__ASSIGNMENT__.
For this exercise, return all the data word for word, with images left out.

DATA FOR PROCESSING Start Marker

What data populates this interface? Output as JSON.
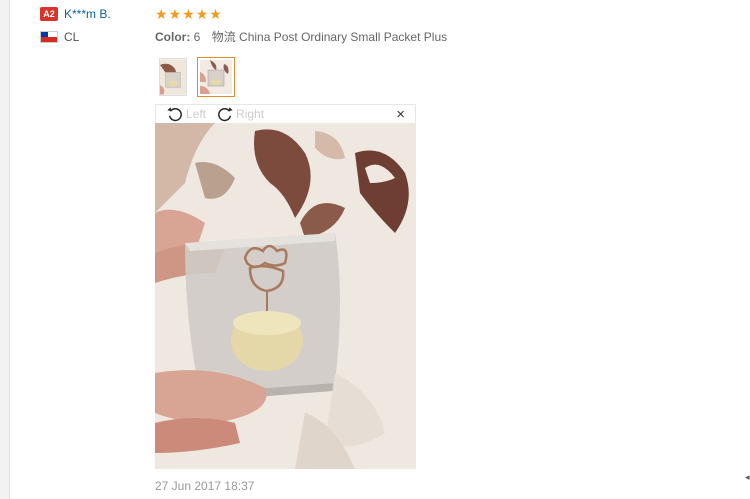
{
  "user": {
    "level_badge": "A2",
    "username": "K***m B.",
    "country": "CL"
  },
  "review": {
    "stars": [
      "★",
      "★",
      "★",
      "★",
      "★"
    ],
    "rating": 5,
    "color_label": "Color:",
    "color_value": "6",
    "shipping": "物流 China Post Ordinary Small Packet Plus",
    "date": "27 Jun 2017 18:37"
  },
  "viewer": {
    "rotate_left_label": "Left",
    "rotate_right_label": "Right",
    "close_symbol": "×"
  },
  "colors": {
    "star": "#f29a1f",
    "username": "#0a5f98",
    "badge": "#d9342b",
    "active_thumb_border": "#e08b2f"
  }
}
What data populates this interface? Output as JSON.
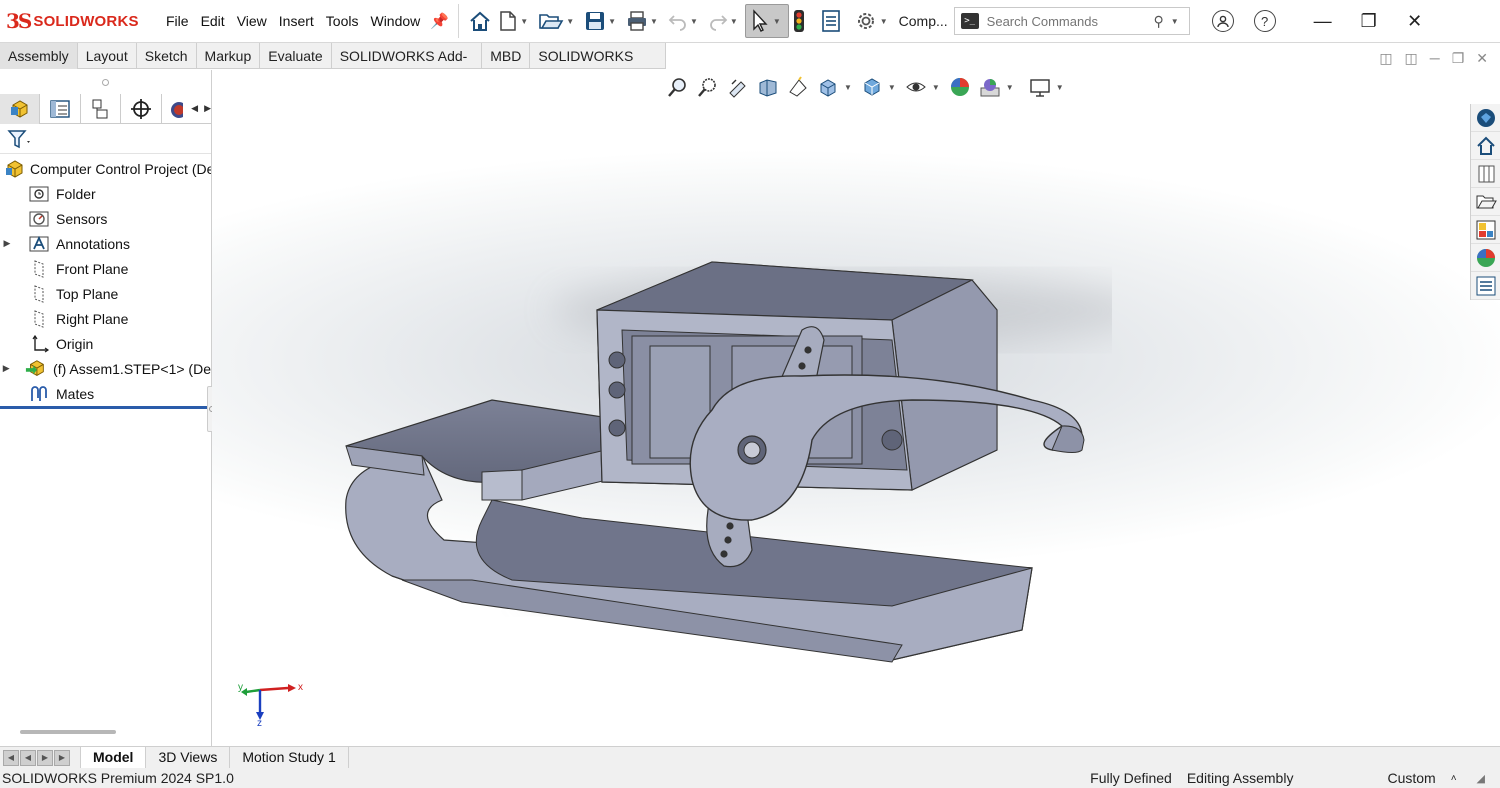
{
  "app": {
    "brand": "SOLIDWORKS",
    "brand_mark": "3S"
  },
  "menu": [
    "File",
    "Edit",
    "View",
    "Insert",
    "Tools",
    "Window"
  ],
  "toolbar": {
    "config_label": "Comp...",
    "search_placeholder": "Search Commands",
    "help": "?"
  },
  "command_tabs": [
    {
      "label": "Assembly",
      "selected": true
    },
    {
      "label": "Layout"
    },
    {
      "label": "Sketch"
    },
    {
      "label": "Markup"
    },
    {
      "label": "Evaluate"
    },
    {
      "label": "SOLIDWORKS Add-Ins"
    },
    {
      "label": "MBD"
    },
    {
      "label": "SOLIDWORKS CAM"
    }
  ],
  "tree": {
    "root": "Computer Control Project (De",
    "items": [
      {
        "label": "Folder",
        "icon": "folder-icon"
      },
      {
        "label": "Sensors",
        "icon": "sensors-icon"
      },
      {
        "label": "Annotations",
        "icon": "annotations-icon",
        "expandable": true
      },
      {
        "label": "Front Plane",
        "icon": "plane-icon"
      },
      {
        "label": "Top Plane",
        "icon": "plane-icon"
      },
      {
        "label": "Right Plane",
        "icon": "plane-icon"
      },
      {
        "label": "Origin",
        "icon": "origin-icon"
      },
      {
        "label": "(f) Assem1.STEP<1> (De",
        "icon": "subassembly-icon",
        "expandable": true
      },
      {
        "label": "Mates",
        "icon": "mates-icon"
      }
    ]
  },
  "triad": {
    "x": "x",
    "y": "y",
    "z": "z"
  },
  "bottom_tabs": [
    {
      "label": "Model",
      "selected": true
    },
    {
      "label": "3D Views"
    },
    {
      "label": "Motion Study 1"
    }
  ],
  "status": {
    "product": "SOLIDWORKS Premium 2024 SP1.0",
    "definition": "Fully Defined",
    "mode": "Editing Assembly",
    "units": "Custom",
    "units_caret": "˄"
  },
  "colors": {
    "brand": "#da291c",
    "model": "#9aa0b4",
    "rollback": "#2a5caa"
  }
}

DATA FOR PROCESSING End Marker

__ANSWER SECTION__.
What data populates this interface? Output as JSON.
{
  "user": {
    "level_badge": "A2",
    "username": "K***m B.",
    "country": "CL"
  },
  "review": {
    "stars": [
      "★",
      "★",
      "★",
      "★",
      "★"
    ],
    "rating": 5,
    "color_label": "Color:",
    "color_value": "6",
    "shipping": "物流 China Post Ordinary Small Packet Plus",
    "date": "27 Jun 2017 18:37"
  },
  "viewer": {
    "rotate_left_label": "Left",
    "rotate_right_label": "Right",
    "close_symbol": "×"
  },
  "colors": {
    "star": "#f29a1f",
    "username": "#0a5f98",
    "badge": "#d9342b",
    "active_thumb_border": "#e08b2f"
  }
}
What data populates this interface? Output as JSON.
{
  "app": {
    "brand": "SOLIDWORKS",
    "brand_mark": "3S"
  },
  "menu": [
    "File",
    "Edit",
    "View",
    "Insert",
    "Tools",
    "Window"
  ],
  "toolbar": {
    "config_label": "Comp...",
    "search_placeholder": "Search Commands",
    "help": "?"
  },
  "command_tabs": [
    {
      "label": "Assembly",
      "selected": true
    },
    {
      "label": "Layout"
    },
    {
      "label": "Sketch"
    },
    {
      "label": "Markup"
    },
    {
      "label": "Evaluate"
    },
    {
      "label": "SOLIDWORKS Add-Ins"
    },
    {
      "label": "MBD"
    },
    {
      "label": "SOLIDWORKS CAM"
    }
  ],
  "tree": {
    "root": "Computer Control Project (De",
    "items": [
      {
        "label": "Folder",
        "icon": "folder-icon"
      },
      {
        "label": "Sensors",
        "icon": "sensors-icon"
      },
      {
        "label": "Annotations",
        "icon": "annotations-icon",
        "expandable": true
      },
      {
        "label": "Front Plane",
        "icon": "plane-icon"
      },
      {
        "label": "Top Plane",
        "icon": "plane-icon"
      },
      {
        "label": "Right Plane",
        "icon": "plane-icon"
      },
      {
        "label": "Origin",
        "icon": "origin-icon"
      },
      {
        "label": "(f) Assem1.STEP<1> (De",
        "icon": "subassembly-icon",
        "expandable": true
      },
      {
        "label": "Mates",
        "icon": "mates-icon"
      }
    ]
  },
  "triad": {
    "x": "x",
    "y": "y",
    "z": "z"
  },
  "bottom_tabs": [
    {
      "label": "Model",
      "selected": true
    },
    {
      "label": "3D Views"
    },
    {
      "label": "Motion Study 1"
    }
  ],
  "status": {
    "product": "SOLIDWORKS Premium 2024 SP1.0",
    "definition": "Fully Defined",
    "mode": "Editing Assembly",
    "units": "Custom",
    "units_caret": "˄"
  },
  "colors": {
    "brand": "#da291c",
    "model": "#9aa0b4",
    "rollback": "#2a5caa"
  }
}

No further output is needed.